Dolphins and whales
It's common knowledge that in using soundwaves many types of dolphins and whales can detect objects, attract prey and navigate their surroundings. In other words they have what is sometimes called a sixth sense.
It is also said that ancient seafarers had this same sixth sense. They relied on the 'simple echo' system for their bearings. In darkness or heavy fog, they could tell their position by ringing a bell and waiting for the return echo. Hearsay also has it that a good sailor could recognise the change in the coastline by the different sounds the echoes made. However, I'm unsure if recognising such detail is fact or fiction.
Just recently I read a memoir called
The Stolen Light by Ved Mehta. Set in the1950's, the story tells of Ved's struggle with blindness while being educated in a foreign country. One of his greatest desires was not to look different.
From an early age, Ved mastered the skill of echolocation and was very capable of finding his own way without assistance. Throughout the book he writes it was a constant annoyance that others would try to guide him.
Ved says of one occasion,
He kept on irritatingly pointing out steps and doors, which I could recognise by myself by means of sound shadows.
Up until now, many of those who have mastered echolocation have been self-taught. And some have learnt this skill at an early age.
Several years ago American Ben Underwood amazed people with his echolocation abilities. Ben lost his eyes to cancer when he was three years old. But it didn't restrict him. He could still play football, basketball and ride a bike with the rest of the neighbourhood kids. He said he could detect where object were by making clicking noises with his tongue.
Daniel Kish lost both his eyes as a baby. At a very young age he taught himself to locate objects by also clicking his tongue and waiting for the resound. He is now teaching others the same skill.
Despite a study proving that human echolocation is possible, it has been mostly ignored as a mobility aid. Kish has his own ideas on why.

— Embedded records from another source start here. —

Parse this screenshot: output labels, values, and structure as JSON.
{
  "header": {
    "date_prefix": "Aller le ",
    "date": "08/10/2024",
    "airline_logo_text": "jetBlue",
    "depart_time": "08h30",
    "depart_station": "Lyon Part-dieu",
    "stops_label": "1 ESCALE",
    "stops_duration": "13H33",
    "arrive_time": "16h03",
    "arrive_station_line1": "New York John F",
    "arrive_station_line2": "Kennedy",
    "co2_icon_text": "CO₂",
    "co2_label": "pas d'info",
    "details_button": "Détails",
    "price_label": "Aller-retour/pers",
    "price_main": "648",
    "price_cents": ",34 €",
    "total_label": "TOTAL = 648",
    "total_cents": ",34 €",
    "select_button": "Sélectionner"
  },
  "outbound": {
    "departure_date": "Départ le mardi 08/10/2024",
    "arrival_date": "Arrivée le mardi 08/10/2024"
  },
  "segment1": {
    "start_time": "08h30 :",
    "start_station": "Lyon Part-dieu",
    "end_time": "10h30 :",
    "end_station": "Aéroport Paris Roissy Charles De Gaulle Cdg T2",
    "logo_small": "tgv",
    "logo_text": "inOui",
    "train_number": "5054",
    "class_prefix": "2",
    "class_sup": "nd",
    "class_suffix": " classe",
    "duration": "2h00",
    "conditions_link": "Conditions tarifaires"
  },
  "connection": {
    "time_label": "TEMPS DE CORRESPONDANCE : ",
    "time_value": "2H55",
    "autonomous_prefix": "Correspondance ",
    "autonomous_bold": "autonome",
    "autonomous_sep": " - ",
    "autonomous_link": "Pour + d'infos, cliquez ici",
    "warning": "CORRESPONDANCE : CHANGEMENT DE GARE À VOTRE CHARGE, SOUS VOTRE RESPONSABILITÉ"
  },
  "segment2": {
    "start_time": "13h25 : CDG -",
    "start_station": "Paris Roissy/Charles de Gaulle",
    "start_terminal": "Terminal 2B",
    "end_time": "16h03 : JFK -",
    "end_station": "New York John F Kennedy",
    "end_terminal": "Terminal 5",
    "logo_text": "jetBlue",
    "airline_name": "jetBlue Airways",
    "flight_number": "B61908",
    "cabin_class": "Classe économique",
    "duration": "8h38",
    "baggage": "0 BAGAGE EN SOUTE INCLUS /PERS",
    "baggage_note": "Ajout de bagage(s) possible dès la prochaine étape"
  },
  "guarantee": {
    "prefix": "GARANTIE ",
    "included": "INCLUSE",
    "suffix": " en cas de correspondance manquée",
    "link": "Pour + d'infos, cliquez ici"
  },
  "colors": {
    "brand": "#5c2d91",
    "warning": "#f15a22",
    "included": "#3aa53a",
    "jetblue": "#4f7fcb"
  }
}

In a recent report in the magazine
Men's Journal Kish says,
The blindness field is firmly based in tradition and dogma and is very slow to evolve.
In the meantime, I have a new challenge in trying to develop my own sixth sense. And I'm just not getting it. But I have come to realise how close my computer is to me by swearing at it. Currently, that's the extent of my echolocation skills.